* _EXERCISE BRIEF_: When you reach a picture, pass over it; otherwise repeat the listing word for word.

* _DATASET EXCERPTS_:
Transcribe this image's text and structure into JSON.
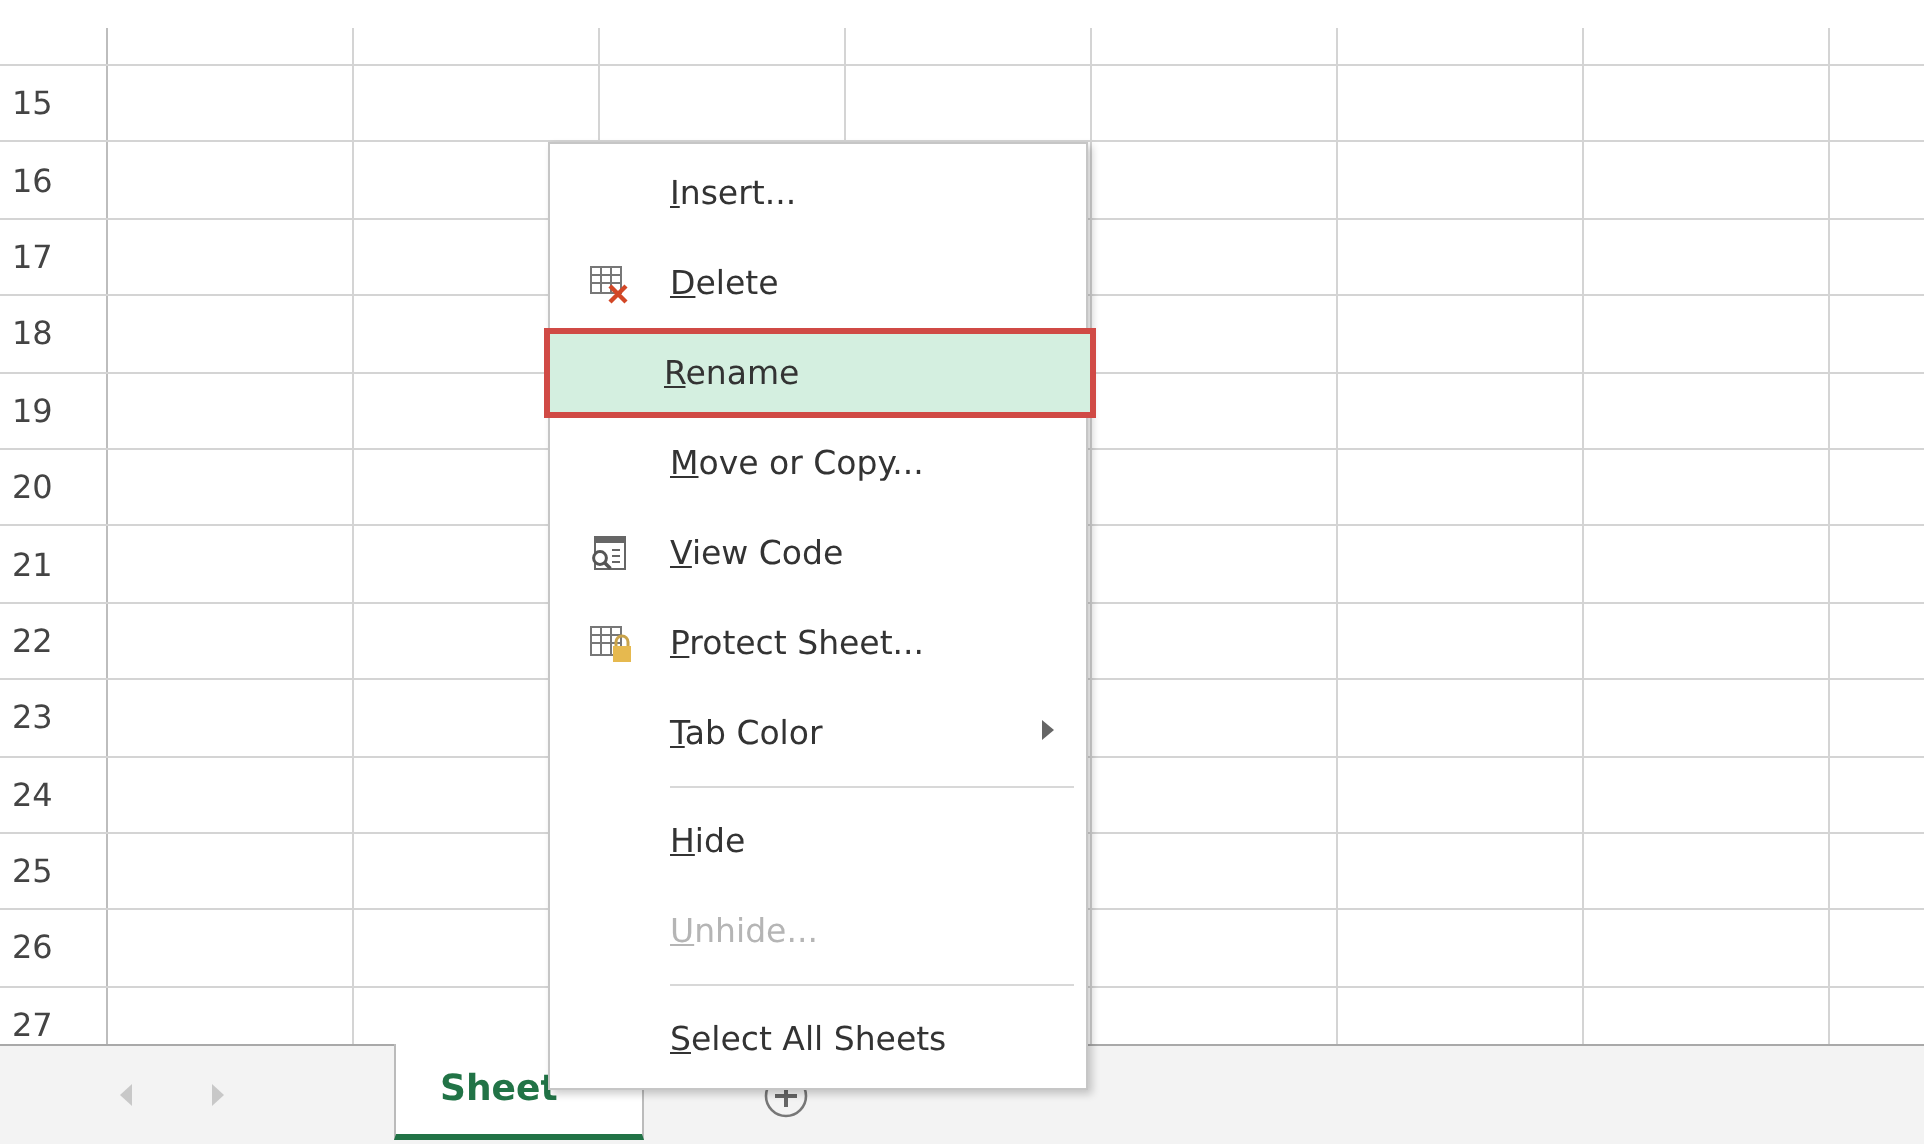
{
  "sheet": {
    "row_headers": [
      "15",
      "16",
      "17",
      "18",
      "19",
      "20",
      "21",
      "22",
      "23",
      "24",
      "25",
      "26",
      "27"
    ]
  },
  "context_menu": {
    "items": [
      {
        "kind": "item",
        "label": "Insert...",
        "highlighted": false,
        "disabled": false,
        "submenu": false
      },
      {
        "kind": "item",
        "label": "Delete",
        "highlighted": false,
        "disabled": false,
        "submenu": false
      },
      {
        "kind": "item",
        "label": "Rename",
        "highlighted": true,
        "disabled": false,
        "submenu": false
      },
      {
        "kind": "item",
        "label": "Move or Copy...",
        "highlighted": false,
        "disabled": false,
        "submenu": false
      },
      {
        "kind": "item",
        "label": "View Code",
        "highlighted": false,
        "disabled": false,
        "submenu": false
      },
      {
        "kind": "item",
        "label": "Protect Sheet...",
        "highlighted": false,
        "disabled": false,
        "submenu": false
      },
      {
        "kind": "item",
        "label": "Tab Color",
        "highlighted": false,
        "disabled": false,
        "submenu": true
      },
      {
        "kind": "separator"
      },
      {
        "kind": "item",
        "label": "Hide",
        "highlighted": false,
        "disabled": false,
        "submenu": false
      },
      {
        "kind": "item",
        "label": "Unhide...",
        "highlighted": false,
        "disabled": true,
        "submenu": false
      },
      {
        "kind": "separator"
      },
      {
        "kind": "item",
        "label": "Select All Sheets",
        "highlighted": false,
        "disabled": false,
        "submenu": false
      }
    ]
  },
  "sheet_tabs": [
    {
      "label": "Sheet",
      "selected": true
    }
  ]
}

* _RESPONSE BOX_:
Transcribe this image's text and structure into JSON.
{
  "sheet": {
    "row_headers": [
      "15",
      "16",
      "17",
      "18",
      "19",
      "20",
      "21",
      "22",
      "23",
      "24",
      "25",
      "26",
      "27"
    ]
  },
  "context_menu": {
    "items": [
      {
        "kind": "item",
        "label": "Insert...",
        "highlighted": false,
        "disabled": false,
        "submenu": false
      },
      {
        "kind": "item",
        "label": "Delete",
        "highlighted": false,
        "disabled": false,
        "submenu": false
      },
      {
        "kind": "item",
        "label": "Rename",
        "highlighted": true,
        "disabled": false,
        "submenu": false
      },
      {
        "kind": "item",
        "label": "Move or Copy...",
        "highlighted": false,
        "disabled": false,
        "submenu": false
      },
      {
        "kind": "item",
        "label": "View Code",
        "highlighted": false,
        "disabled": false,
        "submenu": false
      },
      {
        "kind": "item",
        "label": "Protect Sheet...",
        "highlighted": false,
        "disabled": false,
        "submenu": false
      },
      {
        "kind": "item",
        "label": "Tab Color",
        "highlighted": false,
        "disabled": false,
        "submenu": true
      },
      {
        "kind": "separator"
      },
      {
        "kind": "item",
        "label": "Hide",
        "highlighted": false,
        "disabled": false,
        "submenu": false
      },
      {
        "kind": "item",
        "label": "Unhide...",
        "highlighted": false,
        "disabled": true,
        "submenu": false
      },
      {
        "kind": "separator"
      },
      {
        "kind": "item",
        "label": "Select All Sheets",
        "highlighted": false,
        "disabled": false,
        "submenu": false
      }
    ]
  },
  "sheet_tabs": [
    {
      "label": "Sheet",
      "selected": true
    }
  ]
}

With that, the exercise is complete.